Start of Entries provided

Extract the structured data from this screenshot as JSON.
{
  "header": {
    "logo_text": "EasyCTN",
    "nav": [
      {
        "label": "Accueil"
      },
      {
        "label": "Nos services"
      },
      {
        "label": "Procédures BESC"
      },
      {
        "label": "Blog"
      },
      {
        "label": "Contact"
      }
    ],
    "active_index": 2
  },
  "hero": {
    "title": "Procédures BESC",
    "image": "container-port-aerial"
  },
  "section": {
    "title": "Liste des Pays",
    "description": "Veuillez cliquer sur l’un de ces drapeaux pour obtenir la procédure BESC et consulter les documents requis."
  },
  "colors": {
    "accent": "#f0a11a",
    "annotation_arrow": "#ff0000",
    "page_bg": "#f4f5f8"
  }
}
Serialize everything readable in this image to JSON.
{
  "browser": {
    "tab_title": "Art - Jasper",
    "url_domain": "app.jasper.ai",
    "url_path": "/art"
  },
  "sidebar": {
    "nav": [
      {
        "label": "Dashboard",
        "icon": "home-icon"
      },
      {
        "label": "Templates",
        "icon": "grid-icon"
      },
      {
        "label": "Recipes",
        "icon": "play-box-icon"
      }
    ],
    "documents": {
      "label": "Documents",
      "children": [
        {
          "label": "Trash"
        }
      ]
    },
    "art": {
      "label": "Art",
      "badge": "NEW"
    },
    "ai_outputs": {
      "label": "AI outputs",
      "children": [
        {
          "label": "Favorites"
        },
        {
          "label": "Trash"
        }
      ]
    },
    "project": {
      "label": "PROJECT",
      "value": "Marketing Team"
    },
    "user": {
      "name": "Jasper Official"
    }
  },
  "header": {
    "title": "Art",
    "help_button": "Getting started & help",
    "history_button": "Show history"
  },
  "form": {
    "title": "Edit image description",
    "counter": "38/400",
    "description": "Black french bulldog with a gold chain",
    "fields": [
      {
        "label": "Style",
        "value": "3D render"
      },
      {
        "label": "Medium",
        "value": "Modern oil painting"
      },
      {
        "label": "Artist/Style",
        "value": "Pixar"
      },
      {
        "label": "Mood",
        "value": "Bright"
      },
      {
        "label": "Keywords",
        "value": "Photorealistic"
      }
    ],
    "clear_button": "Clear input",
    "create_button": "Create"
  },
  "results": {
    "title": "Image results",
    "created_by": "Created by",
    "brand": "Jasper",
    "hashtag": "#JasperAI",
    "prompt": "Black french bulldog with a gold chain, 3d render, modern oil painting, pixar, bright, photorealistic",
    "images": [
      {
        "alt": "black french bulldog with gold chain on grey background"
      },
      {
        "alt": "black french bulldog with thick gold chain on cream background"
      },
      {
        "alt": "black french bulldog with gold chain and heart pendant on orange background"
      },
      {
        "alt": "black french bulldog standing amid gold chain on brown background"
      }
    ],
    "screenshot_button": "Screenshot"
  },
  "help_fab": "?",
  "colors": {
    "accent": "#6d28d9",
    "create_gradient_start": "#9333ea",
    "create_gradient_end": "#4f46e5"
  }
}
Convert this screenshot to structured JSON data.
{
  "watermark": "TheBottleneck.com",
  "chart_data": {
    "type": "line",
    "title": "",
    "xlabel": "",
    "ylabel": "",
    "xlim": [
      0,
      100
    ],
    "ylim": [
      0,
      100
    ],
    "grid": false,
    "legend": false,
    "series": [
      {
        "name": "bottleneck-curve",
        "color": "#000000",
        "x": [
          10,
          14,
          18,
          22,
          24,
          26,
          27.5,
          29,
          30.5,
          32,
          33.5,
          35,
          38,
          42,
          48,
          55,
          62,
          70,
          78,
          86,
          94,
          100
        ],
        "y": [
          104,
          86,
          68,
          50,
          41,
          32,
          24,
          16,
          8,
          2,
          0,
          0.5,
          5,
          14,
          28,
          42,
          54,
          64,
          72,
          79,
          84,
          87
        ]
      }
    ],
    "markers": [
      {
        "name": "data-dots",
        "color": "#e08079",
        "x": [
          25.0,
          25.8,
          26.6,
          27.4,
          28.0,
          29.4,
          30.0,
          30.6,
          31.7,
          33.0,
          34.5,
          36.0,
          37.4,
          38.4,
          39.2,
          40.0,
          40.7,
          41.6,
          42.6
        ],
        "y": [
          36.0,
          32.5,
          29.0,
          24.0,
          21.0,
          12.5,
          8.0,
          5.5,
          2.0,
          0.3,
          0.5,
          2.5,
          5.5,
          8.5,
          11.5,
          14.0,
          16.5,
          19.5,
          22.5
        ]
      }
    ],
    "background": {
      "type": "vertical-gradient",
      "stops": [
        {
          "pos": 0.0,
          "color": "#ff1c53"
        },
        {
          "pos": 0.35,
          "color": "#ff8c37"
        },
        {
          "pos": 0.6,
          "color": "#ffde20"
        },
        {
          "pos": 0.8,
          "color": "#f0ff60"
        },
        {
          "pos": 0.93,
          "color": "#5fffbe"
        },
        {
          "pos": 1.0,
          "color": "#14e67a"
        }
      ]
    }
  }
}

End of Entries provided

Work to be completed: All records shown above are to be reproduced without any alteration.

Solution for this exercise:
Extract the structured data from this screenshot as JSON.
{
  "header": {
    "logo_text": "EasyCTN",
    "nav": [
      {
        "label": "Accueil"
      },
      {
        "label": "Nos services"
      },
      {
        "label": "Procédures BESC"
      },
      {
        "label": "Blog"
      },
      {
        "label": "Contact"
      }
    ],
    "active_index": 2
  },
  "hero": {
    "title": "Procédures BESC",
    "image": "container-port-aerial"
  },
  "section": {
    "title": "Liste des Pays",
    "description": "Veuillez cliquer sur l’un de ces drapeaux pour obtenir la procédure BESC et consulter les documents requis."
  },
  "colors": {
    "accent": "#f0a11a",
    "annotation_arrow": "#ff0000",
    "page_bg": "#f4f5f8"
  }
}
Serialize everything readable in this image to JSON.
{
  "browser": {
    "tab_title": "Art - Jasper",
    "url_domain": "app.jasper.ai",
    "url_path": "/art"
  },
  "sidebar": {
    "nav": [
      {
        "label": "Dashboard",
        "icon": "home-icon"
      },
      {
        "label": "Templates",
        "icon": "grid-icon"
      },
      {
        "label": "Recipes",
        "icon": "play-box-icon"
      }
    ],
    "documents": {
      "label": "Documents",
      "children": [
        {
          "label": "Trash"
        }
      ]
    },
    "art": {
      "label": "Art",
      "badge": "NEW"
    },
    "ai_outputs": {
      "label": "AI outputs",
      "children": [
        {
          "label": "Favorites"
        },
        {
          "label": "Trash"
        }
      ]
    },
    "project": {
      "label": "PROJECT",
      "value": "Marketing Team"
    },
    "user": {
      "name": "Jasper Official"
    }
  },
  "header": {
    "title": "Art",
    "help_button": "Getting started & help",
    "history_button": "Show history"
  },
  "form": {
    "title": "Edit image description",
    "counter": "38/400",
    "description": "Black french bulldog with a gold chain",
    "fields": [
      {
        "label": "Style",
        "value": "3D render"
      },
      {
        "label": "Medium",
        "value": "Modern oil painting"
      },
      {
        "label": "Artist/Style",
        "value": "Pixar"
      },
      {
        "label": "Mood",
        "value": "Bright"
      },
      {
        "label": "Keywords",
        "value": "Photorealistic"
      }
    ],
    "clear_button": "Clear input",
    "create_button": "Create"
  },
  "results": {
    "title": "Image results",
    "created_by": "Created by",
    "brand": "Jasper",
    "hashtag": "#JasperAI",
    "prompt": "Black french bulldog with a gold chain, 3d render, modern oil painting, pixar, bright, photorealistic",
    "images": [
      {
        "alt": "black french bulldog with gold chain on grey background"
      },
      {
        "alt": "black french bulldog with thick gold chain on cream background"
      },
      {
        "alt": "black french bulldog with gold chain and heart pendant on orange background"
      },
      {
        "alt": "black french bulldog standing amid gold chain on brown background"
      }
    ],
    "screenshot_button": "Screenshot"
  },
  "help_fab": "?",
  "colors": {
    "accent": "#6d28d9",
    "create_gradient_start": "#9333ea",
    "create_gradient_end": "#4f46e5"
  }
}
Convert this screenshot to structured JSON data.
{
  "watermark": "TheBottleneck.com",
  "chart_data": {
    "type": "line",
    "title": "",
    "xlabel": "",
    "ylabel": "",
    "xlim": [
      0,
      100
    ],
    "ylim": [
      0,
      100
    ],
    "grid": false,
    "legend": false,
    "series": [
      {
        "name": "bottleneck-curve",
        "color": "#000000",
        "x": [
          10,
          14,
          18,
          22,
          24,
          26,
          27.5,
          29,
          30.5,
          32,
          33.5,
          35,
          38,
          42,
          48,
          55,
          62,
          70,
          78,
          86,
          94,
          100
        ],
        "y": [
          104,
          86,
          68,
          50,
          41,
          32,
          24,
          16,
          8,
          2,
          0,
          0.5,
          5,
          14,
          28,
          42,
          54,
          64,
          72,
          79,
          84,
          87
        ]
      }
    ],
    "markers": [
      {
        "name": "data-dots",
        "color": "#e08079",
        "x": [
          25.0,
          25.8,
          26.6,
          27.4,
          28.0,
          29.4,
          30.0,
          30.6,
          31.7,
          33.0,
          34.5,
          36.0,
          37.4,
          38.4,
          39.2,
          40.0,
          40.7,
          41.6,
          42.6
        ],
        "y": [
          36.0,
          32.5,
          29.0,
          24.0,
          21.0,
          12.5,
          8.0,
          5.5,
          2.0,
          0.3,
          0.5,
          2.5,
          5.5,
          8.5,
          11.5,
          14.0,
          16.5,
          19.5,
          22.5
        ]
      }
    ],
    "background": {
      "type": "vertical-gradient",
      "stops": [
        {
          "pos": 0.0,
          "color": "#ff1c53"
        },
        {
          "pos": 0.35,
          "color": "#ff8c37"
        },
        {
          "pos": 0.6,
          "color": "#ffde20"
        },
        {
          "pos": 0.8,
          "color": "#f0ff60"
        },
        {
          "pos": 0.93,
          "color": "#5fffbe"
        },
        {
          "pos": 1.0,
          "color": "#14e67a"
        }
      ]
    }
  }
}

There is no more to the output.